___ EXTRACTED DATA

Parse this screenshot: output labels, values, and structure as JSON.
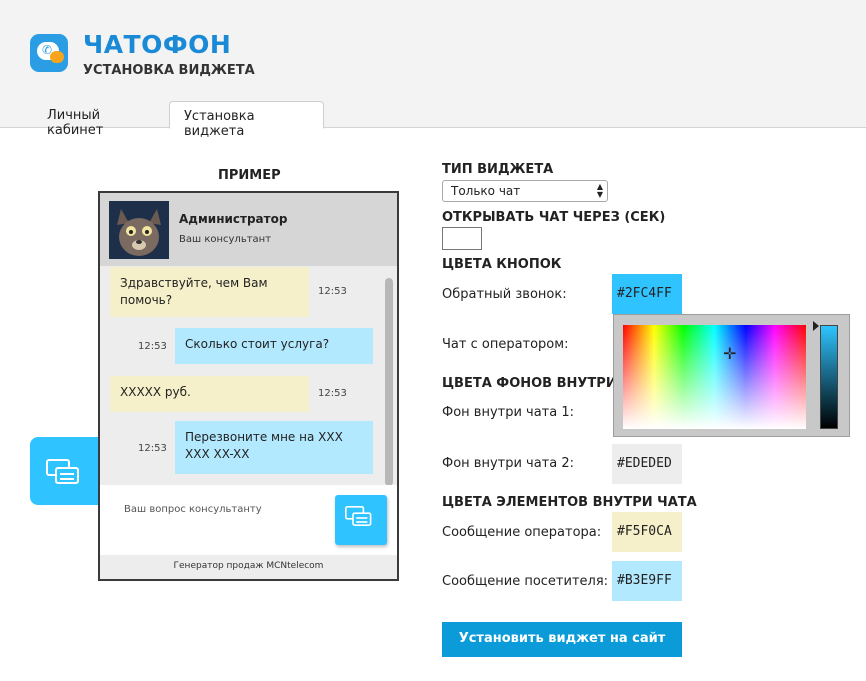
{
  "app": {
    "brand": "ЧАТОФОН",
    "subtitle": "УСТАНОВКА ВИДЖЕТА"
  },
  "tabs": [
    {
      "label": "Личный кабинет",
      "active": false
    },
    {
      "label": "Установка виджета",
      "active": true
    }
  ],
  "preview": {
    "title": "ПРИМЕР",
    "admin_name": "Администратор",
    "admin_role": "Ваш консультант",
    "messages": [
      {
        "from": "operator",
        "text": "Здравствуйте, чем Вам помочь?",
        "time": "12:53"
      },
      {
        "from": "visitor",
        "text": "Сколько стоит услуга?",
        "time": "12:53"
      },
      {
        "from": "operator",
        "text": "XXXXX руб.",
        "time": "12:53"
      },
      {
        "from": "visitor",
        "text": "Перезвоните мне на XXX XXX XX-XX",
        "time": "12:53"
      }
    ],
    "input_placeholder": "Ваш вопрос консультанту",
    "footer": "Генератор продаж MCNtelecom"
  },
  "settings": {
    "widget_type_label": "ТИП ВИДЖЕТА",
    "widget_type_value": "Только чат",
    "open_chat_label": "ОТКРЫВАТЬ ЧАТ ЧЕРЕЗ (СЕК)",
    "open_chat_value": "",
    "button_colors_label": "ЦВЕТА КНОПОК",
    "callback_label": "Обратный звонок:",
    "callback_color": "#2FC4FF",
    "chat_operator_label": "Чат с оператором:",
    "bg_colors_label": "ЦВЕТА ФОНОВ ВНУТРИ Ч",
    "bg1_label": "Фон внутри чата 1:",
    "bg2_label": "Фон внутри чата 2:",
    "bg2_color": "#EDEDED",
    "elem_colors_label": "ЦВЕТА ЭЛЕМЕНТОВ ВНУТРИ ЧАТА",
    "op_msg_label": "Сообщение оператора:",
    "op_msg_color": "#F5F0CA",
    "vis_msg_label": "Сообщение посетителя:",
    "vis_msg_color": "#B3E9FF",
    "install_button": "Установить виджет на сайт"
  },
  "colors": {
    "brand": "#1a8ad6",
    "accent": "#2fc4ff",
    "install_button": "#0a9bd8"
  },
  "icons": [
    "chatofon-logo-icon",
    "chat-bubbles-icon",
    "crosshair-icon",
    "select-arrows-icon"
  ]
}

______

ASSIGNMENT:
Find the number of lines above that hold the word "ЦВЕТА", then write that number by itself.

ANSWER TO THIS PROBLEM:
3